[Collected data]
-----

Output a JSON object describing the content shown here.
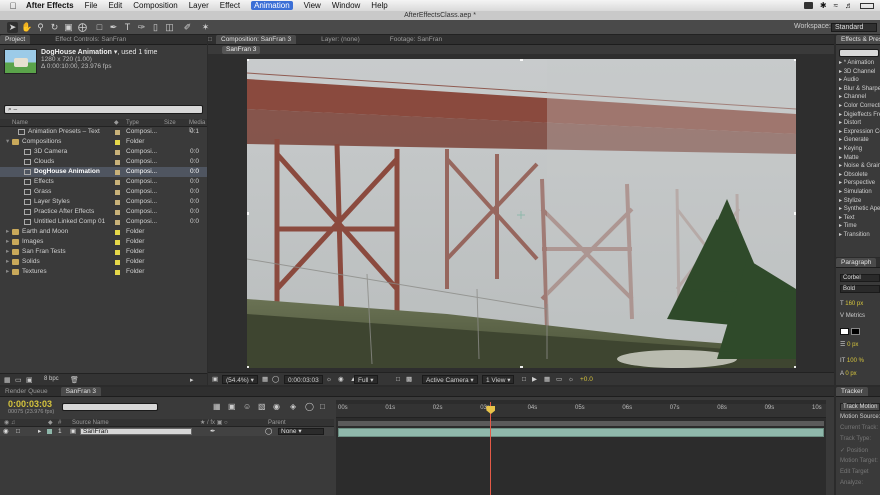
{
  "menubar": {
    "app": "After Effects",
    "items": [
      "File",
      "Edit",
      "Composition",
      "Layer",
      "Effect",
      "Animation",
      "View",
      "Window",
      "Help"
    ],
    "active_item": "Animation"
  },
  "title": "AfterEffectsClass.aep *",
  "workspace": {
    "label": "Workspace:",
    "value": "Standard"
  },
  "project": {
    "tabs": [
      "Project",
      "Effect Controls: SanFran"
    ],
    "selected_name": "DogHouse Animation",
    "used": ", used 1 time",
    "dimensions": "1280 x 720 (1.00)",
    "duration": "Δ 0:00:10:00, 23.976 fps",
    "search_placeholder": "⌕ –",
    "columns": {
      "name": "Name",
      "type": "Type",
      "size": "Size",
      "media": "Media D"
    },
    "items": [
      {
        "name": "Animation Presets – Text",
        "type": "Composi...",
        "media": "0:1",
        "indent": 1,
        "kind": "comp",
        "color": "#c9b27a"
      },
      {
        "name": "Compositions",
        "type": "Folder",
        "media": "",
        "indent": 0,
        "kind": "folder",
        "color": "#e6d84a"
      },
      {
        "name": "3D Camera",
        "type": "Composi...",
        "media": "0:0",
        "indent": 2,
        "kind": "comp",
        "color": "#c9b27a"
      },
      {
        "name": "Clouds",
        "type": "Composi...",
        "media": "0:0",
        "indent": 2,
        "kind": "comp",
        "color": "#c9b27a"
      },
      {
        "name": "DogHouse Animation",
        "type": "Composi...",
        "media": "0:0",
        "indent": 2,
        "kind": "comp",
        "color": "#c9b27a",
        "selected": true
      },
      {
        "name": "Effects",
        "type": "Composi...",
        "media": "0:0",
        "indent": 2,
        "kind": "comp",
        "color": "#c9b27a"
      },
      {
        "name": "Grass",
        "type": "Composi...",
        "media": "0:0",
        "indent": 2,
        "kind": "comp",
        "color": "#c9b27a"
      },
      {
        "name": "Layer Styles",
        "type": "Composi...",
        "media": "0:0",
        "indent": 2,
        "kind": "comp",
        "color": "#c9b27a"
      },
      {
        "name": "Practice After Effects",
        "type": "Composi...",
        "media": "0:0",
        "indent": 2,
        "kind": "comp",
        "color": "#c9b27a"
      },
      {
        "name": "Untitled Linked Comp 01",
        "type": "Composi...",
        "media": "0:0",
        "indent": 2,
        "kind": "comp",
        "color": "#c9b27a"
      },
      {
        "name": "Earth and Moon",
        "type": "Folder",
        "media": "",
        "indent": 0,
        "kind": "folder",
        "color": "#e6d84a"
      },
      {
        "name": "Images",
        "type": "Folder",
        "media": "",
        "indent": 0,
        "kind": "folder",
        "color": "#e6d84a"
      },
      {
        "name": "San Fran Tests",
        "type": "Folder",
        "media": "",
        "indent": 0,
        "kind": "folder",
        "color": "#e6d84a"
      },
      {
        "name": "Solids",
        "type": "Folder",
        "media": "",
        "indent": 0,
        "kind": "folder",
        "color": "#e6d84a"
      },
      {
        "name": "Textures",
        "type": "Folder",
        "media": "",
        "indent": 0,
        "kind": "folder",
        "color": "#e6d84a"
      }
    ],
    "bpc": "8 bpc"
  },
  "composition": {
    "tabs": [
      "Composition: SanFran 3",
      "Layer: (none)",
      "Footage: SanFran"
    ],
    "subtab": "SanFran 3",
    "footer": {
      "zoom": "(54.4%)",
      "time": "0:00:03:03",
      "resolution": "Full",
      "camera": "Active Camera",
      "view": "1 View",
      "exposure": "+0.0"
    }
  },
  "effects": {
    "tab": "Effects & Presets",
    "categories": [
      "* Animation",
      "3D Channel",
      "Audio",
      "Blur & Sharpen",
      "Channel",
      "Color Correction",
      "Digieffects FreeForm",
      "Distort",
      "Expression Controls",
      "Generate",
      "Keying",
      "Matte",
      "Noise & Grain",
      "Obsolete",
      "Perspective",
      "Simulation",
      "Stylize",
      "Synthetic Aperture",
      "Text",
      "Time",
      "Transition"
    ]
  },
  "paragraph": {
    "tab": "Paragraph",
    "font": "Corbel",
    "style": "Bold",
    "size": "160 px",
    "kerning": "Metrics",
    "stroke": "0 px",
    "vscale": "100 %",
    "baseline": "0 px"
  },
  "timeline": {
    "tabs": [
      "Render Queue",
      "SanFran 3"
    ],
    "time": "0:00:03:03",
    "fps": "00075 (23.976 fps)",
    "columns": {
      "source": "Source Name",
      "parent": "Parent"
    },
    "layer": {
      "index": "1",
      "name": "SanFran",
      "parent": "None"
    },
    "ruler": [
      "00s",
      "01s",
      "02s",
      "03s",
      "04s",
      "05s",
      "06s",
      "07s",
      "08s",
      "09s",
      "10s"
    ],
    "playhead_seconds": 3.13,
    "duration_seconds": 10
  },
  "tracker": {
    "tab": "Tracker",
    "items": [
      "Track Motion",
      "Motion Source:",
      "Current Track:",
      "Track Type:",
      "✓ Position",
      "Motion Target:",
      "Edit Target",
      "Analyze:"
    ]
  }
}
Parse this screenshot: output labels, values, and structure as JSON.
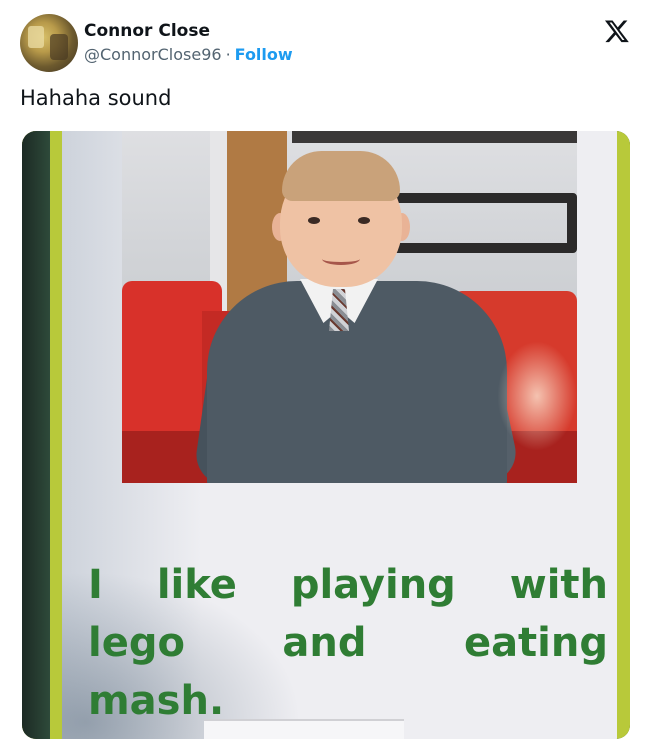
{
  "author": {
    "name": "Connor Close",
    "handle": "@ConnorClose96",
    "separator": "·",
    "follow_label": "Follow"
  },
  "platform_icon": "x-logo-icon",
  "tweet": {
    "text": "Hahaha sound"
  },
  "media": {
    "caption_lines": [
      [
        "I",
        "like",
        "playing",
        "with"
      ],
      [
        "lego",
        "and",
        "eating"
      ],
      [
        "mash."
      ]
    ],
    "caption_color": "#2f7d34"
  },
  "colors": {
    "link": "#1d9bf0",
    "secondary_text": "#536471",
    "primary_text": "#0f1419"
  }
}
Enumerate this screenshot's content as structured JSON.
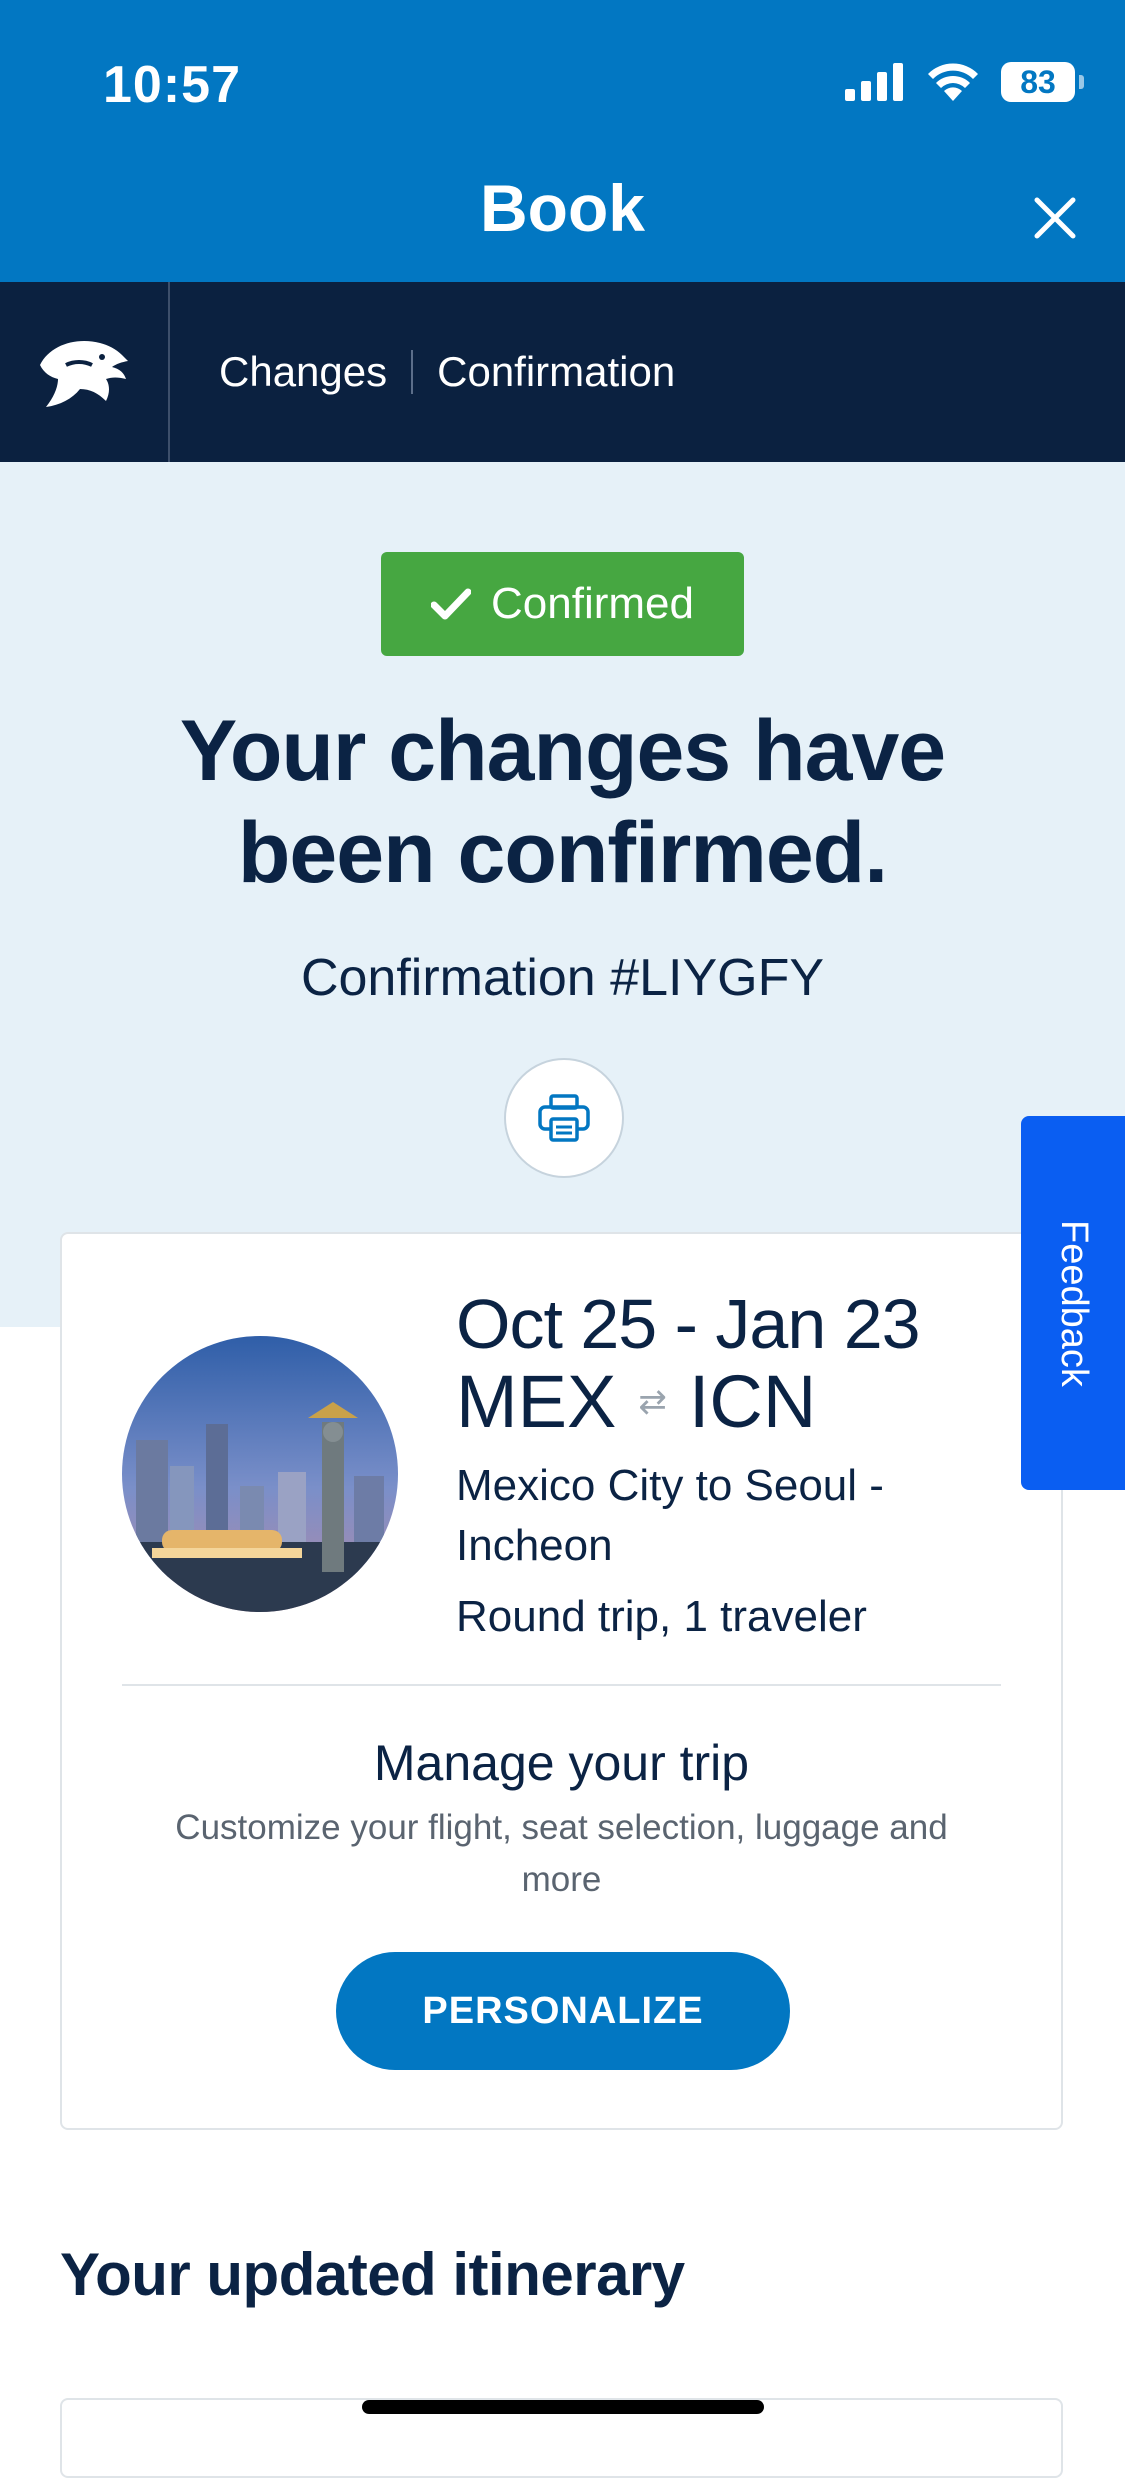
{
  "status_bar": {
    "time": "10:57",
    "battery": "83"
  },
  "header": {
    "title": "Book"
  },
  "breadcrumb": {
    "items": [
      "Changes",
      "Confirmation"
    ]
  },
  "confirmation": {
    "badge": "Confirmed",
    "headline_line1": "Your changes have",
    "headline_line2": "been confirmed.",
    "number": "Confirmation #LIYGFY"
  },
  "trip": {
    "dates": "Oct 25 - Jan 23",
    "origin": "MEX",
    "destination": "ICN",
    "route_arrows": "⇄",
    "city_line1": "Mexico City to Seoul -",
    "city_line2": "Incheon",
    "type": "Round trip, 1 traveler",
    "manage_title": "Manage your trip",
    "manage_subtitle": "Customize your flight, seat selection, luggage and more",
    "button": "PERSONALIZE"
  },
  "feedback": {
    "label": "Feedback"
  },
  "section": {
    "title": "Your updated itinerary"
  },
  "colors": {
    "brand_blue": "#0277c2",
    "navy": "#0b2140",
    "success_green": "#46a741",
    "feedback_blue": "#0a5ef2"
  },
  "icons": [
    "signal-icon",
    "wifi-icon",
    "battery-icon",
    "close-icon",
    "eagle-logo-icon",
    "check-icon",
    "printer-icon"
  ]
}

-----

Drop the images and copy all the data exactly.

EXERCISE RESPONSE:
Output a JSON object describing the content shown here.
{
  "menubar": {
    "app": "After Effects",
    "items": [
      "File",
      "Edit",
      "Composition",
      "Layer",
      "Effect",
      "Animation",
      "View",
      "Window",
      "Help"
    ],
    "active_item": "Animation"
  },
  "title": "AfterEffectsClass.aep *",
  "workspace": {
    "label": "Workspace:",
    "value": "Standard"
  },
  "project": {
    "tabs": [
      "Project",
      "Effect Controls: SanFran"
    ],
    "selected_name": "DogHouse Animation",
    "used": ", used 1 time",
    "dimensions": "1280 x 720 (1.00)",
    "duration": "Δ 0:00:10:00, 23.976 fps",
    "search_placeholder": "⌕ –",
    "columns": {
      "name": "Name",
      "type": "Type",
      "size": "Size",
      "media": "Media D"
    },
    "items": [
      {
        "name": "Animation Presets – Text",
        "type": "Composi...",
        "media": "0:1",
        "indent": 1,
        "kind": "comp",
        "color": "#c9b27a"
      },
      {
        "name": "Compositions",
        "type": "Folder",
        "media": "",
        "indent": 0,
        "kind": "folder",
        "color": "#e6d84a"
      },
      {
        "name": "3D Camera",
        "type": "Composi...",
        "media": "0:0",
        "indent": 2,
        "kind": "comp",
        "color": "#c9b27a"
      },
      {
        "name": "Clouds",
        "type": "Composi...",
        "media": "0:0",
        "indent": 2,
        "kind": "comp",
        "color": "#c9b27a"
      },
      {
        "name": "DogHouse Animation",
        "type": "Composi...",
        "media": "0:0",
        "indent": 2,
        "kind": "comp",
        "color": "#c9b27a",
        "selected": true
      },
      {
        "name": "Effects",
        "type": "Composi...",
        "media": "0:0",
        "indent": 2,
        "kind": "comp",
        "color": "#c9b27a"
      },
      {
        "name": "Grass",
        "type": "Composi...",
        "media": "0:0",
        "indent": 2,
        "kind": "comp",
        "color": "#c9b27a"
      },
      {
        "name": "Layer Styles",
        "type": "Composi...",
        "media": "0:0",
        "indent": 2,
        "kind": "comp",
        "color": "#c9b27a"
      },
      {
        "name": "Practice After Effects",
        "type": "Composi...",
        "media": "0:0",
        "indent": 2,
        "kind": "comp",
        "color": "#c9b27a"
      },
      {
        "name": "Untitled Linked Comp 01",
        "type": "Composi...",
        "media": "0:0",
        "indent": 2,
        "kind": "comp",
        "color": "#c9b27a"
      },
      {
        "name": "Earth and Moon",
        "type": "Folder",
        "media": "",
        "indent": 0,
        "kind": "folder",
        "color": "#e6d84a"
      },
      {
        "name": "Images",
        "type": "Folder",
        "media": "",
        "indent": 0,
        "kind": "folder",
        "color": "#e6d84a"
      },
      {
        "name": "San Fran Tests",
        "type": "Folder",
        "media": "",
        "indent": 0,
        "kind": "folder",
        "color": "#e6d84a"
      },
      {
        "name": "Solids",
        "type": "Folder",
        "media": "",
        "indent": 0,
        "kind": "folder",
        "color": "#e6d84a"
      },
      {
        "name": "Textures",
        "type": "Folder",
        "media": "",
        "indent": 0,
        "kind": "folder",
        "color": "#e6d84a"
      }
    ],
    "bpc": "8 bpc"
  },
  "composition": {
    "tabs": [
      "Composition: SanFran 3",
      "Layer: (none)",
      "Footage: SanFran"
    ],
    "subtab": "SanFran 3",
    "footer": {
      "zoom": "(54.4%)",
      "time": "0:00:03:03",
      "resolution": "Full",
      "camera": "Active Camera",
      "view": "1 View",
      "exposure": "+0.0"
    }
  },
  "effects": {
    "tab": "Effects & Presets",
    "categories": [
      "* Animation",
      "3D Channel",
      "Audio",
      "Blur & Sharpen",
      "Channel",
      "Color Correction",
      "Digieffects FreeForm",
      "Distort",
      "Expression Controls",
      "Generate",
      "Keying",
      "Matte",
      "Noise & Grain",
      "Obsolete",
      "Perspective",
      "Simulation",
      "Stylize",
      "Synthetic Aperture",
      "Text",
      "Time",
      "Transition"
    ]
  },
  "paragraph": {
    "tab": "Paragraph",
    "font": "Corbel",
    "style": "Bold",
    "size": "160 px",
    "kerning": "Metrics",
    "stroke": "0 px",
    "vscale": "100 %",
    "baseline": "0 px"
  },
  "timeline": {
    "tabs": [
      "Render Queue",
      "SanFran 3"
    ],
    "time": "0:00:03:03",
    "fps": "00075 (23.976 fps)",
    "columns": {
      "source": "Source Name",
      "parent": "Parent"
    },
    "layer": {
      "index": "1",
      "name": "SanFran",
      "parent": "None"
    },
    "ruler": [
      "00s",
      "01s",
      "02s",
      "03s",
      "04s",
      "05s",
      "06s",
      "07s",
      "08s",
      "09s",
      "10s"
    ],
    "playhead_seconds": 3.13,
    "duration_seconds": 10
  },
  "tracker": {
    "tab": "Tracker",
    "items": [
      "Track Motion",
      "Motion Source:",
      "Current Track:",
      "Track Type:",
      "✓ Position",
      "Motion Target:",
      "Edit Target",
      "Analyze:"
    ]
  }
}
Parse this screenshot: output labels, values, and structure as JSON.
{
  "author": {
    "name": "Connor Close",
    "handle": "@ConnorClose96",
    "separator": "·",
    "follow_label": "Follow"
  },
  "platform_icon": "x-logo-icon",
  "tweet": {
    "text": "Hahaha sound"
  },
  "media": {
    "caption_lines": [
      [
        "I",
        "like",
        "playing",
        "with"
      ],
      [
        "lego",
        "and",
        "eating"
      ],
      [
        "mash."
      ]
    ],
    "caption_color": "#2f7d34"
  },
  "colors": {
    "link": "#1d9bf0",
    "secondary_text": "#536471",
    "primary_text": "#0f1419"
  }
}
Enumerate this screenshot's content as structured JSON.
{
  "status_bar": {
    "time": "10:57",
    "battery": "83"
  },
  "header": {
    "title": "Book"
  },
  "breadcrumb": {
    "items": [
      "Changes",
      "Confirmation"
    ]
  },
  "confirmation": {
    "badge": "Confirmed",
    "headline_line1": "Your changes have",
    "headline_line2": "been confirmed.",
    "number": "Confirmation #LIYGFY"
  },
  "trip": {
    "dates": "Oct 25 - Jan 23",
    "origin": "MEX",
    "destination": "ICN",
    "route_arrows": "⇄",
    "city_line1": "Mexico City to Seoul -",
    "city_line2": "Incheon",
    "type": "Round trip, 1 traveler",
    "manage_title": "Manage your trip",
    "manage_subtitle": "Customize your flight, seat selection, luggage and more",
    "button": "PERSONALIZE"
  },
  "feedback": {
    "label": "Feedback"
  },
  "section": {
    "title": "Your updated itinerary"
  },
  "colors": {
    "brand_blue": "#0277c2",
    "navy": "#0b2140",
    "success_green": "#46a741",
    "feedback_blue": "#0a5ef2"
  },
  "icons": [
    "signal-icon",
    "wifi-icon",
    "battery-icon",
    "close-icon",
    "eagle-logo-icon",
    "check-icon",
    "printer-icon"
  ]
}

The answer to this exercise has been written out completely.